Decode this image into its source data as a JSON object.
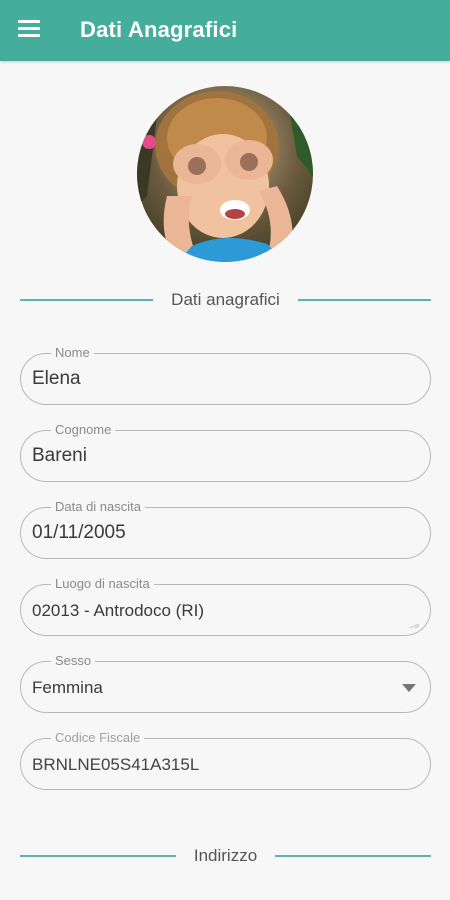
{
  "appbar": {
    "title": "Dati Anagrafici",
    "menu_icon": "hamburger-menu-icon"
  },
  "colors": {
    "primary": "#45ad9c",
    "divider": "#5fb3ad"
  },
  "sections": {
    "personal": "Dati anagrafici",
    "address": "Indirizzo"
  },
  "fields": {
    "nome": {
      "label": "Nome",
      "value": "Elena"
    },
    "cognome": {
      "label": "Cognome",
      "value": "Bareni"
    },
    "data_nascita": {
      "label": "Data di nascita",
      "value": "01/11/2005"
    },
    "luogo_nascita": {
      "label": "Luogo di nascita",
      "value": "02013 - Antrodoco (RI)"
    },
    "sesso": {
      "label": "Sesso",
      "value": "Femmina"
    },
    "codice_fiscale": {
      "label": "Codice Fiscale",
      "value": "BRNLNE05S41A315L"
    }
  }
}
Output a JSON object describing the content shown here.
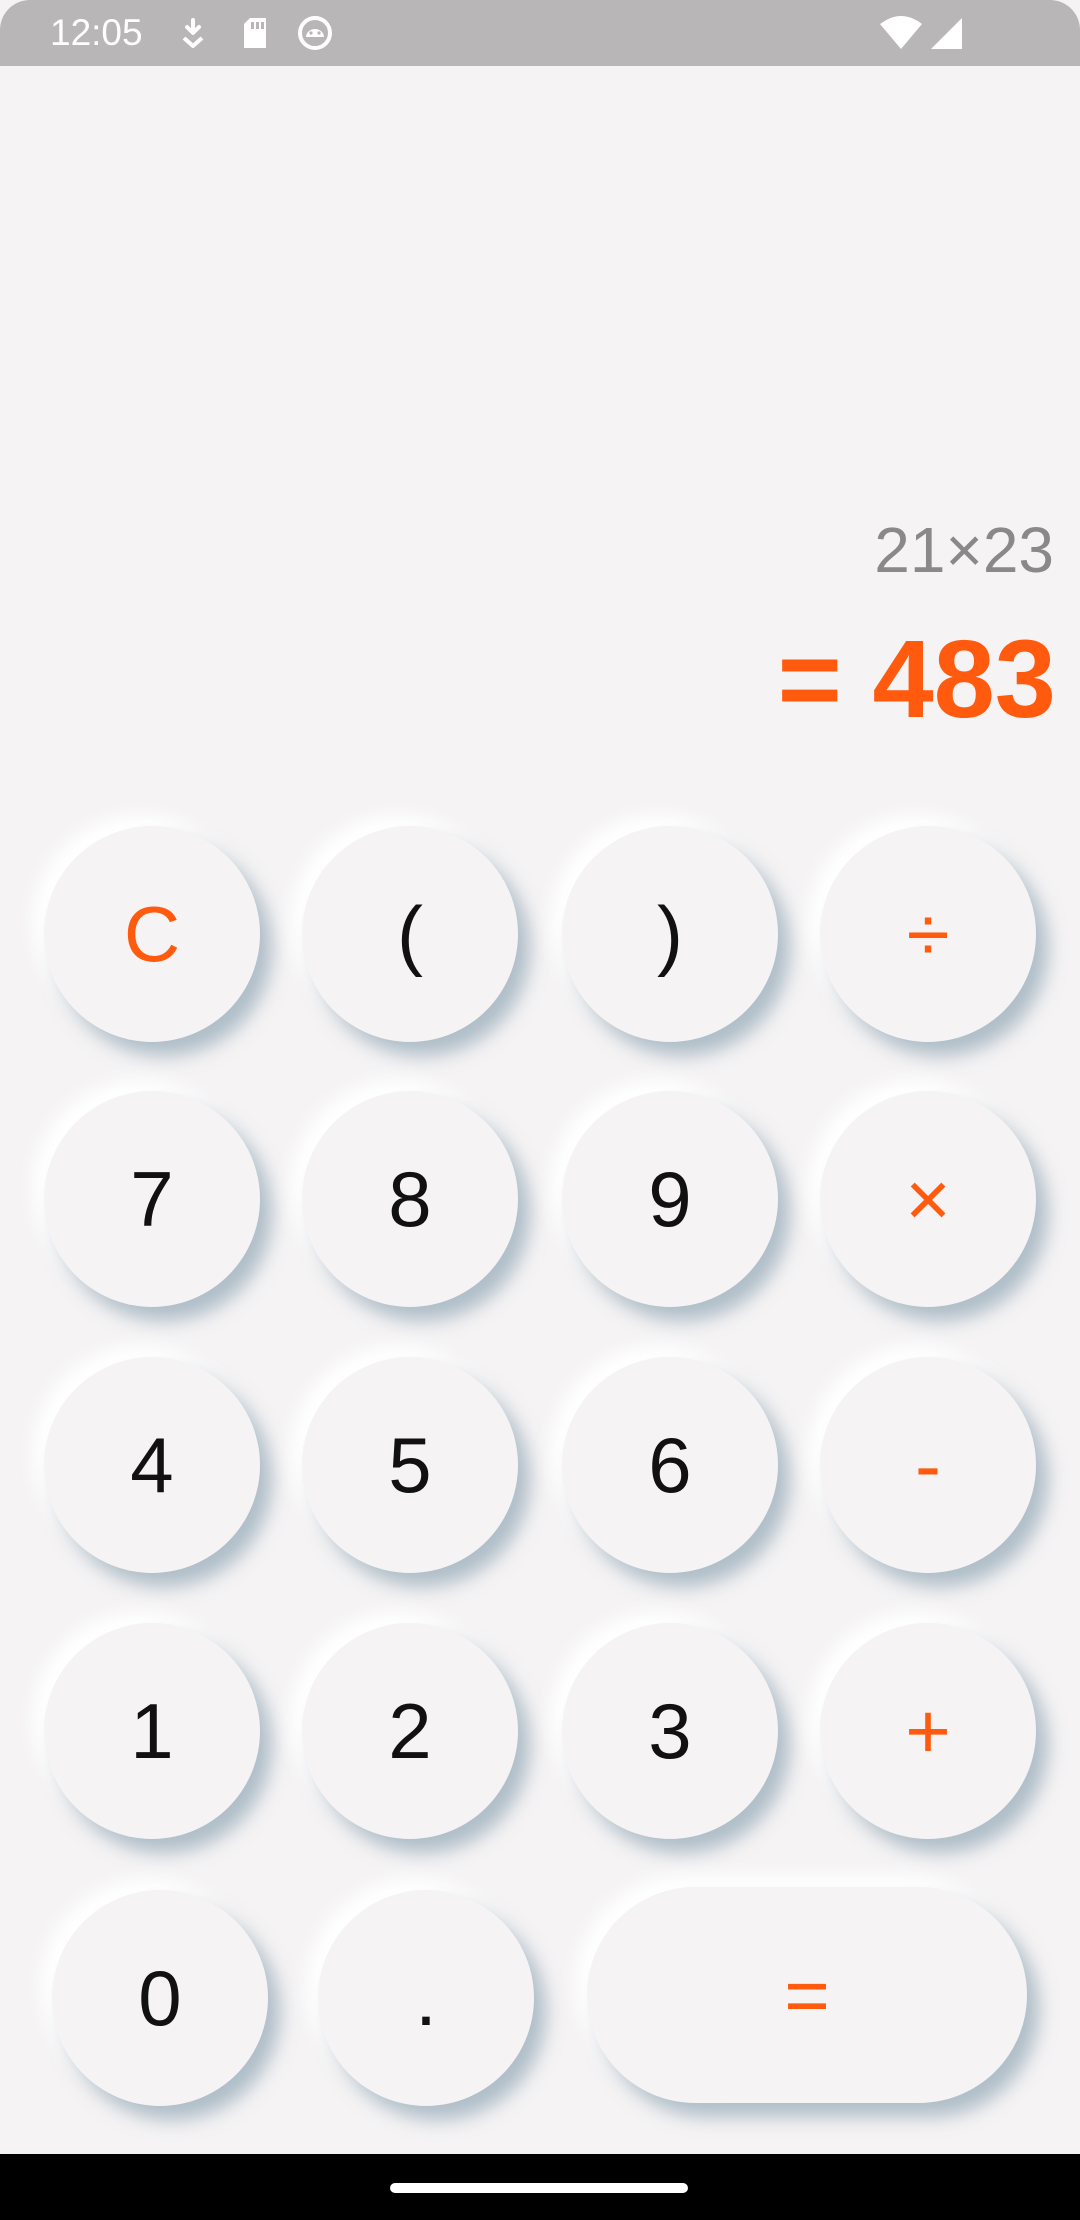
{
  "status_bar": {
    "time": "12:05",
    "icons": [
      "download-icon",
      "sd-card-icon",
      "android-debug-icon",
      "wifi-icon",
      "cell-signal-icon"
    ]
  },
  "display": {
    "expression": "21×23",
    "result": "= 483"
  },
  "keypad": {
    "rows": [
      [
        "C",
        "(",
        ")",
        "÷"
      ],
      [
        "7",
        "8",
        "9",
        "×"
      ],
      [
        "4",
        "5",
        "6",
        "-"
      ],
      [
        "1",
        "2",
        "3",
        "+"
      ],
      [
        "0",
        ".",
        "="
      ]
    ]
  },
  "colors": {
    "background": "#f5f3f4",
    "accent": "#ff5a0e",
    "digit": "#111111",
    "expression": "#8a8889"
  }
}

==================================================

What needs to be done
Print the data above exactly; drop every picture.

Reply
Decode this image into its source data as a JSON object.
{
  "appbar": {
    "title": "Dati Anagrafici",
    "menu_icon": "hamburger-menu-icon"
  },
  "colors": {
    "primary": "#45ad9c",
    "divider": "#5fb3ad"
  },
  "sections": {
    "personal": "Dati anagrafici",
    "address": "Indirizzo"
  },
  "fields": {
    "nome": {
      "label": "Nome",
      "value": "Elena"
    },
    "cognome": {
      "label": "Cognome",
      "value": "Bareni"
    },
    "data_nascita": {
      "label": "Data di nascita",
      "value": "01/11/2005"
    },
    "luogo_nascita": {
      "label": "Luogo di nascita",
      "value": "02013 - Antrodoco (RI)"
    },
    "sesso": {
      "label": "Sesso",
      "value": "Femmina"
    },
    "codice_fiscale": {
      "label": "Codice Fiscale",
      "value": "BRNLNE05S41A315L"
    }
  }
}
Output a JSON object describing the content shown here.
{
  "status_bar": {
    "time": "12:05",
    "icons": [
      "download-icon",
      "sd-card-icon",
      "android-debug-icon",
      "wifi-icon",
      "cell-signal-icon"
    ]
  },
  "display": {
    "expression": "21×23",
    "result": "= 483"
  },
  "keypad": {
    "rows": [
      [
        "C",
        "(",
        ")",
        "÷"
      ],
      [
        "7",
        "8",
        "9",
        "×"
      ],
      [
        "4",
        "5",
        "6",
        "-"
      ],
      [
        "1",
        "2",
        "3",
        "+"
      ],
      [
        "0",
        ".",
        "="
      ]
    ]
  },
  "colors": {
    "background": "#f5f3f4",
    "accent": "#ff5a0e",
    "digit": "#111111",
    "expression": "#8a8889"
  }
}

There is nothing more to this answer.